My name is Alvaro Iparraguirre. I am 46 years old, and I have been a photographer for 25 years. Currently, I work in a photography production company, and I have worked in newspapers, magazines, companies, and events. I’ve travelled to over 30 countries taking documentary photo. I have 5 children and I live in Buenos Aires, Argentina.
In March of 2020 I started to take photos of some Playmobile that I collected, although I had very few, and since I could no longer work due to the pandemic, I did not have money to buy materials. Then I started to collect things from the street, Sand, wood, Styrofoam, wires, all things that people threw away, they served to make dioramas.

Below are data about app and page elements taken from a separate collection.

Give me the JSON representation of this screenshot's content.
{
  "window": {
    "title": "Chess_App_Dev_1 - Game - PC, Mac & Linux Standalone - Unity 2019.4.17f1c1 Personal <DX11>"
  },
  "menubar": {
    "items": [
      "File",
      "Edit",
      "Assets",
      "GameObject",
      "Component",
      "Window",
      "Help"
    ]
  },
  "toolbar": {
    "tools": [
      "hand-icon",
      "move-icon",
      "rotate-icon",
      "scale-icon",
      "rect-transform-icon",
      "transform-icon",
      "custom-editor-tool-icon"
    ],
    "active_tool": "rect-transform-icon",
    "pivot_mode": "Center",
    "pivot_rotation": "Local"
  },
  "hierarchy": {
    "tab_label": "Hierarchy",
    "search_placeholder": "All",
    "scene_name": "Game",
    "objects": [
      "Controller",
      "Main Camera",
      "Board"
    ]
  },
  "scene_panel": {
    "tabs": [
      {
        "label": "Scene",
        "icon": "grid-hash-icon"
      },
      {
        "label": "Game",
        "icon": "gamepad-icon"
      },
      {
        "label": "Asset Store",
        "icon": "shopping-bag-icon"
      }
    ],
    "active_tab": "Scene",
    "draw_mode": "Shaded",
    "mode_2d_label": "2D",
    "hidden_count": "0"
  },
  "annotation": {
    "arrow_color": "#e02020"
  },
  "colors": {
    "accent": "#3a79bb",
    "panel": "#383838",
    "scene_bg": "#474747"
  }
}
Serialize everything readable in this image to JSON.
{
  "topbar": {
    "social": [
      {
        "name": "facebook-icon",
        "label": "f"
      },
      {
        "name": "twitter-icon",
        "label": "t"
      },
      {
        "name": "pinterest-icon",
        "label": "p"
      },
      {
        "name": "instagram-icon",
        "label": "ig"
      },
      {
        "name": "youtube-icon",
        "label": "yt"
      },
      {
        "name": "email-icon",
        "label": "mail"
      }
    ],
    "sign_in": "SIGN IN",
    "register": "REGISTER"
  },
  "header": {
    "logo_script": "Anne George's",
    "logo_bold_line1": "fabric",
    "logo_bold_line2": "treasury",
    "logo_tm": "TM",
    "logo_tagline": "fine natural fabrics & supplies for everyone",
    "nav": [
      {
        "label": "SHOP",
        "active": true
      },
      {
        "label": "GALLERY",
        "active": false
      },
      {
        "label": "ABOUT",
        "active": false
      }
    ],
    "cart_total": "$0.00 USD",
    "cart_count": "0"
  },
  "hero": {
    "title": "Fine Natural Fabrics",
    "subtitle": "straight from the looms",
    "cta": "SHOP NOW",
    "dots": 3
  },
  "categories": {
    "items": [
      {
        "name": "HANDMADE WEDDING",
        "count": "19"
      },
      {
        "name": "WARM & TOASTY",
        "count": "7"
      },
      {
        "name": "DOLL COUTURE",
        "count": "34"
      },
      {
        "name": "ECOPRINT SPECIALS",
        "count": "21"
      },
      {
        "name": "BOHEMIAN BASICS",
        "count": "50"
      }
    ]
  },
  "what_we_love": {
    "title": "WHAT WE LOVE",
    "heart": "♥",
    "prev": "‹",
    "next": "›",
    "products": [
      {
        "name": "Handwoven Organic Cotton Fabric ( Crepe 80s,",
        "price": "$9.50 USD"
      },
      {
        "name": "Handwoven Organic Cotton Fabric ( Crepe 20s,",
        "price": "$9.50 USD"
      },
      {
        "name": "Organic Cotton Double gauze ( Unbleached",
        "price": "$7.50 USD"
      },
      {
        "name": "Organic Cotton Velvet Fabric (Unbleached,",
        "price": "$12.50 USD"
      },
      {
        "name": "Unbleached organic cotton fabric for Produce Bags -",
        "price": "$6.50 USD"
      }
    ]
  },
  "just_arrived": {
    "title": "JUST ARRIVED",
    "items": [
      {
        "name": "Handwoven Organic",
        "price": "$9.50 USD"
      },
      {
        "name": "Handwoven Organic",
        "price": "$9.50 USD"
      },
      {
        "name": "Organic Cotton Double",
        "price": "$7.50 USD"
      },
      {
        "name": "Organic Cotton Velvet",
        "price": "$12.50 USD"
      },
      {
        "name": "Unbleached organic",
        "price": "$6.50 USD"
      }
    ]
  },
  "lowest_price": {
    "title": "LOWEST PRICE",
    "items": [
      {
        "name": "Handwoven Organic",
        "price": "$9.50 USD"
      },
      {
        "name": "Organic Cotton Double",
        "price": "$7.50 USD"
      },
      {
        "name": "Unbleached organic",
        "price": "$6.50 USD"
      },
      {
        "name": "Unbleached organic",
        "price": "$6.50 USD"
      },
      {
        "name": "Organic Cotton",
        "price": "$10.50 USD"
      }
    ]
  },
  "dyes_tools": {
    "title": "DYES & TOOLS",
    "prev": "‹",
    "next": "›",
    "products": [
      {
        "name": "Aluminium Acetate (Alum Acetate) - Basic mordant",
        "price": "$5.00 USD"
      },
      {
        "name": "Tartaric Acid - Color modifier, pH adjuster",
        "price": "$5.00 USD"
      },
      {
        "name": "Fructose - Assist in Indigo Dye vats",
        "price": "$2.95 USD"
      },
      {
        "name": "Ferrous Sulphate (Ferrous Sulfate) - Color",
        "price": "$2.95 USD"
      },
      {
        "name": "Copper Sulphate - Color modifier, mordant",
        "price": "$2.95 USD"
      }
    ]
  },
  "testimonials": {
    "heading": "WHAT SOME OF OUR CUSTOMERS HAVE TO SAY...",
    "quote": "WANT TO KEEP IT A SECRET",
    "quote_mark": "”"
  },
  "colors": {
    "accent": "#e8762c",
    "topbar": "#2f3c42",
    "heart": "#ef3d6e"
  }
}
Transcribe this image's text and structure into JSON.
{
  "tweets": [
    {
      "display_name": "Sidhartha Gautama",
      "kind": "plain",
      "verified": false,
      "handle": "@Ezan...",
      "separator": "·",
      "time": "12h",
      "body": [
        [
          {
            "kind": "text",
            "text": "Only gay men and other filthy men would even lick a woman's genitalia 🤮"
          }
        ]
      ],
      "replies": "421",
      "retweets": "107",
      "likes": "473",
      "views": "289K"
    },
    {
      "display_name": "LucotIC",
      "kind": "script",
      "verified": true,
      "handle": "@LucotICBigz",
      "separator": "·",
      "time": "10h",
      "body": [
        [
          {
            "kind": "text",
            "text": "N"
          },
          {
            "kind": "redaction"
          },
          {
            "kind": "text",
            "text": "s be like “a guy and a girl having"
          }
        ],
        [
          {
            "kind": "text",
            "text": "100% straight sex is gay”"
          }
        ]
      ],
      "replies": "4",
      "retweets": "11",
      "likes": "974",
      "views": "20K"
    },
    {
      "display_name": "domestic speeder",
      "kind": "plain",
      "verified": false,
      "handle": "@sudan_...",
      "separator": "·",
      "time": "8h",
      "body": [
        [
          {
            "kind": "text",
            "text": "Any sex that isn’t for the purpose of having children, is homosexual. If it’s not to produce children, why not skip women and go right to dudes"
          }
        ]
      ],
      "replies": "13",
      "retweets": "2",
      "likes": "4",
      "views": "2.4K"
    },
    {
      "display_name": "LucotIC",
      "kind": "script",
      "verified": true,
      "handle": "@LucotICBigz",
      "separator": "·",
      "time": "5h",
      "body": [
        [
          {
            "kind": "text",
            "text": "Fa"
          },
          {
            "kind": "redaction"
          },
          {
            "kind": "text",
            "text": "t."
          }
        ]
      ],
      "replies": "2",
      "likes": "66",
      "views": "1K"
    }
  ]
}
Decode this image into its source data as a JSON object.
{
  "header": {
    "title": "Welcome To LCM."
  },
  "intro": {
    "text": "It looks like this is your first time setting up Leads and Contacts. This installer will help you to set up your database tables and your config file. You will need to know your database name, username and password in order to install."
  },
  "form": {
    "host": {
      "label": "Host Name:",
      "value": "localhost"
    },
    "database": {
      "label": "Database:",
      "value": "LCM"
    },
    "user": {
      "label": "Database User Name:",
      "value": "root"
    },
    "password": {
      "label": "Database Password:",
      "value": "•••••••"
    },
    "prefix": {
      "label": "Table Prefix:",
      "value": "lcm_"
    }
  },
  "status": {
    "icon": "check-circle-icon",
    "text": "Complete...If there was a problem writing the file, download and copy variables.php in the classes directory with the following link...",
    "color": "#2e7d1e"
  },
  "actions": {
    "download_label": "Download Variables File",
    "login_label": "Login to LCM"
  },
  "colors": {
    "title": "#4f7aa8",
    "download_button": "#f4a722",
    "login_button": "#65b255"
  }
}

For my ideas, I think of movie scenes, although my biggest inspiration is the light I use, which I take from paintings, mainly from romanticism painters.
Since I was a kid, I played with Playmobil, that’s why I feel love toward these toys. It is very easy for me to make scenes with them. I look at them when I’m putting the scenes and I love them.
Many photographers are influenced, although perhaps, in the paintings I look for the inspiration to be able to recreate environments and atmospheres. I think it’s good to learn from photographers who don’t work with toys, ideas and forms that one can take to the scenes with toys.
Gear & Essential Tools
I use Nikon cameras, generally Nikon D3s and D3. My lenses are 24, 28, 50, 85, 28-70 2.8, and 70-200 2.8 vr. But I use the 50mm 1.4 for most of the photos. Usually, I mix flashes and (many) continuous lights.
I take all my photos inside and usually at night, so I can control all the light. Although some photos of boats were taken in a pool, at the last hour of the day, turning off the daylight with the exposure and adding lights with the flashes.
My non photographic tools are essential. Wires, fabrics, cardboard, papers, are used to modify and direct the light, as well as small lights. The best accessory I used was a plastic coke bottle, spray painted gold, which generated a dramatic and very painting-like light.
I don’t use any post-take process. I don’t use photoshop or lightroom for processing photos. Everything you see, that’s how I have taken the shot, and this is for several reasons. Mainly because I never learned to use those programs, although I use them in very basic ways. Second, because it is more fun for me to work on the effects and the color in the moment, I take the photo.
I like that people see a real scene, based on toys, like I dreamed as a child when I played. That the Playmobil are real.
The best that you can have for a photo is patience. Infinite patience. If a photo takes 2 hours or 15 days, you have to have the time to be able to take it, without losing motivation.
A few months ago, I chose a photograph from the year 1974 from a catalogue of Playmobil, and I decided to reproduce it exactly. Soon I realized that all I needed was time and patience, lots of time and patience. As I progressed, I was sending a photographer friend the photos and he helped correct me. It was very helpful to have another person look at it to do retakes.
I would tell someone who is starting that if they don’t love what they are doing, start over. Even if it takes time, and even if it is frustrating, try many times until they are really satisfied.
For the 50 years of Playmobil, I am working on the adaptation of classic images, but with my own look.
I think digital tools made a lot of things easier, but they also made the creative process shorter and simpler. And in the process of building an image, we need time for ideas and proposals to emerge. At least for me that is what is exciting, a process with the Playmobil.
You can check out more of Alvaro’s amazing work at Instagram: playmobile.strobist
And don’t forget to check out other wonderful photographers who’ve already participated in our Feature Friday showcase.